The joke (or mystery) behind Three Men to Kill is really Gerfaut's identity. As he takes advances on his would-be killers, the viewer asks who's the cat and who's the mouse? Gerfaut seemingly knows his killers' next move before they do. Is it just luck? Gerfaut makes a joke before sitting at his poker game that maybe being a Good Samaritan and helping the injured driver would give him some luck. Are the killers inept? No, the three initial hits are ice-cold and professional and clean, Gerfaut was the deux ex machina in the plan. Even Bea, when questioned about what she knows about Gerfaut, can't relay much: his past is a mystery. She only knows that she is in love with him and that he is a very good gambler. So Deray's joke on the viewer is guessing how good of a gambler Gerfaut is.I love the action scenes in Three Men to Kill and my man-crush for Delon does not wane. His trademark stoic and icy appearance becomes a true asset to his character, and Deray, his frequent collaborator, uses Delon's acting ability well. The peephole hit is a terrific sequence, as are some of the subsequent kills, including a very, very cold and intense one in a hospital bathroom.

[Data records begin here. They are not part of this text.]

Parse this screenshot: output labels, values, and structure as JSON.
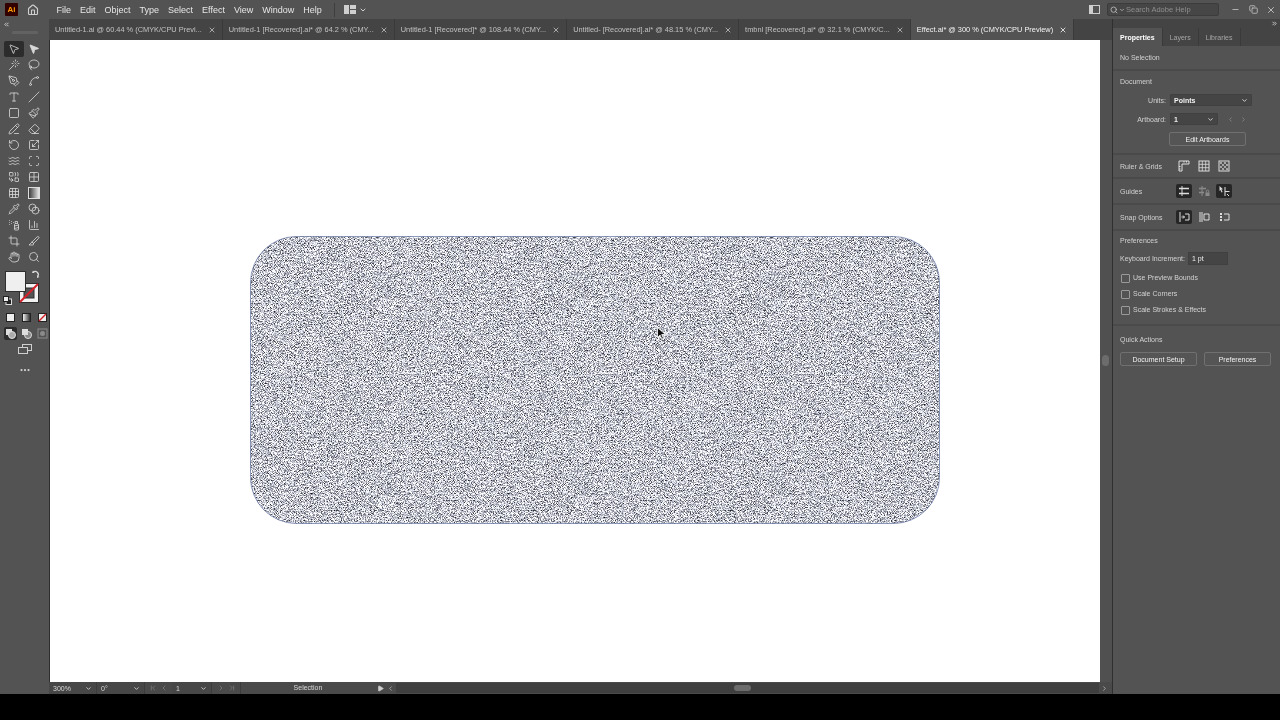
{
  "app_bar": {
    "logo": "Ai",
    "menu": [
      "File",
      "Edit",
      "Object",
      "Type",
      "Select",
      "Effect",
      "View",
      "Window",
      "Help"
    ],
    "search": {
      "placeholder": "Search Adobe Help"
    }
  },
  "document_tabs": [
    {
      "label": "Untitled-1.ai @ 60.44 % (CMYK/CPU Previ...",
      "selected": false
    },
    {
      "label": "Untitled-1 [Recovered].ai* @ 64.2 % (CMY...",
      "selected": false
    },
    {
      "label": "Untitled-1 [Recovered]* @ 108.44 % (CMY...",
      "selected": false
    },
    {
      "label": "Untitled- [Recovered].ai* @ 48.15 % (CMY...",
      "selected": false
    },
    {
      "label": "tmbnl [Recovered].ai* @ 32.1 % (CMYK/C...",
      "selected": false
    },
    {
      "label": "Effect.ai* @ 300 % (CMYK/CPU Preview)",
      "selected": true
    }
  ],
  "toolbar": {
    "tools": [
      {
        "kind": "selection",
        "selected": true
      },
      {
        "kind": "direct-selection",
        "selected": false
      },
      {
        "kind": "magic-wand",
        "selected": false
      },
      {
        "kind": "lasso",
        "selected": false
      },
      {
        "kind": "pen",
        "selected": false
      },
      {
        "kind": "curvature",
        "selected": false
      },
      {
        "kind": "type",
        "selected": false
      },
      {
        "kind": "line",
        "selected": false
      },
      {
        "kind": "rectangle",
        "selected": false
      },
      {
        "kind": "paintbrush",
        "selected": false
      },
      {
        "kind": "shaper",
        "selected": false
      },
      {
        "kind": "eraser",
        "selected": false
      },
      {
        "kind": "rotate",
        "selected": false
      },
      {
        "kind": "scale",
        "selected": false
      },
      {
        "kind": "warp",
        "selected": false
      },
      {
        "kind": "free-transform",
        "selected": false
      },
      {
        "kind": "shape-builder",
        "selected": false
      },
      {
        "kind": "perspective",
        "selected": false
      },
      {
        "kind": "mesh",
        "selected": false
      },
      {
        "kind": "gradient",
        "selected": false
      },
      {
        "kind": "eyedropper",
        "selected": false
      },
      {
        "kind": "blend",
        "selected": false
      },
      {
        "kind": "sprayer",
        "selected": false
      },
      {
        "kind": "graph",
        "selected": false
      },
      {
        "kind": "artboard",
        "selected": false
      },
      {
        "kind": "slice",
        "selected": false
      },
      {
        "kind": "hand",
        "selected": false
      },
      {
        "kind": "zoom",
        "selected": false
      }
    ],
    "draw_modes": [
      {
        "kind": "normal",
        "selected": true,
        "disabled": false
      },
      {
        "kind": "behind",
        "selected": false,
        "disabled": false
      },
      {
        "kind": "inside",
        "selected": false,
        "disabled": true
      }
    ]
  },
  "properties_panel": {
    "tabs": [
      {
        "label": "Properties",
        "selected": true
      },
      {
        "label": "Layers",
        "selected": false
      },
      {
        "label": "Libraries",
        "selected": false
      }
    ],
    "selection_status": "No Selection",
    "document": {
      "heading": "Document",
      "units": {
        "label": "Units:",
        "value": "Points"
      },
      "artboard": {
        "label": "Artboard:",
        "value": "1",
        "navigation_disabled": true
      },
      "edit_button": "Edit Artboards"
    },
    "ruler_grids": {
      "label": "Ruler & Grids",
      "buttons": [
        {
          "kind": "rulers",
          "on": false
        },
        {
          "kind": "grid",
          "on": false
        },
        {
          "kind": "transparency",
          "on": false
        }
      ]
    },
    "guides": {
      "label": "Guides",
      "buttons": [
        {
          "kind": "guides",
          "on": true,
          "disabled": false
        },
        {
          "kind": "lock",
          "on": false,
          "disabled": true
        },
        {
          "kind": "smart",
          "on": true,
          "disabled": false
        }
      ]
    },
    "snap_options": {
      "label": "Snap Options",
      "buttons": [
        {
          "kind": "point",
          "on": true
        },
        {
          "kind": "snap-grid",
          "on": false
        },
        {
          "kind": "pixel",
          "on": false
        }
      ]
    },
    "preferences": {
      "heading": "Preferences",
      "keyboard_increment": {
        "label": "Keyboard Increment:",
        "value": "1 pt"
      },
      "checkboxes": [
        {
          "label": "Use Preview Bounds",
          "checked": false
        },
        {
          "label": "Scale Corners",
          "checked": false
        },
        {
          "label": "Scale Strokes & Effects",
          "checked": false
        }
      ]
    },
    "quick_actions": {
      "heading": "Quick Actions",
      "buttons": [
        "Document Setup",
        "Preferences"
      ]
    }
  },
  "status_bar": {
    "zoom": "300%",
    "rotation": "0°",
    "artboard": "1",
    "navigation_disabled": true,
    "tool": "Selection"
  }
}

A good bit of subtle humor is thrown into mix, concerning Gerfaut's identity, and it's a welcome foil to the sometimes intense sequences. Dalila Di Lazzaro's Bea is a wonderful accompanying character to Gerfaut: she's easy-going and breezy but deeply loves Gerfaut and really shows it in a particular scene. Three Men to Kill escalates to its totally unexpected conclusion, and I love the final scene, which just put a big smile on my face. Deray's style and dark humor is not for everyone, but I think the underrated director is quite talented. The unassuming Three Men to Kill ranks as a Delon favorite. See it.


Mr.LargePackage said...

Keep those blogs rolling Hans. I am still waiting for the crown jewel of modern cinema, Disturbing Behavior. Perhaps we can get razor sometime soon, and that is large and in charge.

Neil Fulwood said...

Good to see more Delon on the blog. Damn, the man was cool!

Another great review. You really manage to capture the pace and excitement of the films you write about. As LargePackageEsq says, keep 'em rolling.

Aaron said...

I third that, been enjoying the reviews dude. I would watch this movie based on Dalila Di Lazzaro's presence alone. I saw her in "Flesh For Frankenstein" and immediately added some of her movies to my Netflix queue. She's gorgeous.

Hans A. said...

Thnx so much for all of your reading and commenting. It really means a lot.

Neil--I really appreciate your saying that about my writing. Coming from someone whose work I admire, it means a lot.

Aaron--I appreciate your kinds words too. Your blog and Neil's are two of my blogroll's top faves. Thnx again, man.

Delon, to repeat, was effing the coolest. Di Lazzaro is mad crazy sexy in this one.

Mr. LP, I'm still looking for my DB disc, and you're beautiful, baby!